Age-Old Arguments Still Prevail in Literacy Education
Historical writings should be a source for solving today's problems, says MU professor's new book
March 20, 2008
Story Contact: Jennifer Faddis, (573) 882-6217, FaddisJ@missouri.edu
COLUMBIA, Mo. – A University of Missouri literacy expert doesn’t understand why people have not learned from the past. A new book on literacy education uses historical writings to show that topics related to teaching literacy, that are widely debated today, are the same issues educators argued about 100 years ago.
“In education, we often hear people say ‘why don’t we do it the way we did when I was growing up.’ Yet when we see the doctor, nobody wants to be treated with the same methods that were used decades ago,” said Dick Robinson, professor of learning, teaching and curriculum in the MU College of Education and editor of the book.
In his book, Issues and Innovations in Literacy Education, Robinson states it is unfortunate that what often is considered today to be “innovative or new” is, in reality, little more than teaching philosophies and techniques that have been tried and found lacking in the past.
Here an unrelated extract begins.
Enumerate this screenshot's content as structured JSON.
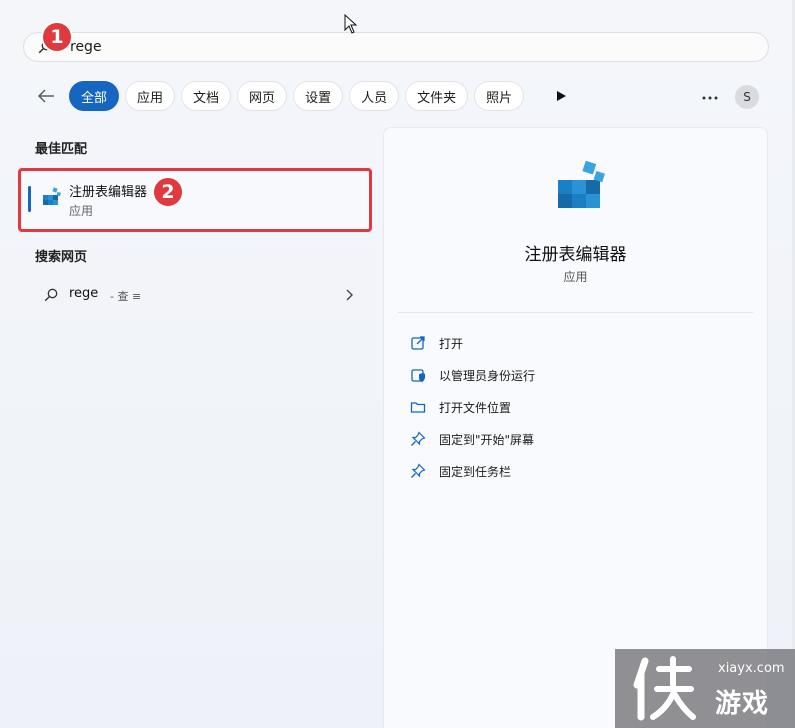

The book encourages educators to consider the writings of past literacy teachers instead of thinking of their writings as dated.
The book presents a variety of opinions on controversial topics ranging from how to teach phonics and reading comprehension to testing and assessments. It is a collection of articles outlining what literacy educators of the past thought and how their legacies can be a foundation for modern literacy educators.
For example, in today’s classroom, modern technology competes with reading. The average amount of time children spend watching television, using a computer or various other electronic devices may seem like a new problem. However, this problem is not new. An article in Robinson’s book – Challenges Facing the Teacher of Reading in 1957 – cites radio and television as major problems competing for children’s time. The solution from 1957: to develop a program to utilize television as an education force. This sounds much like the advice given to teachers of today to incorporate technology into the classroom.
According to Robinson, another issue educators often rehash is how to get children to develop a love of reading. He believes the answer is quite simple: give them something they enjoy reading.
“I don’t know of any other book that had kids in line at midnight for a copy besides the Harry Potter series,” Robinson said. “We live in a time in which a children’s book on nearly every topic is readily available. Reading should be fun for children no matter where their interests lie.”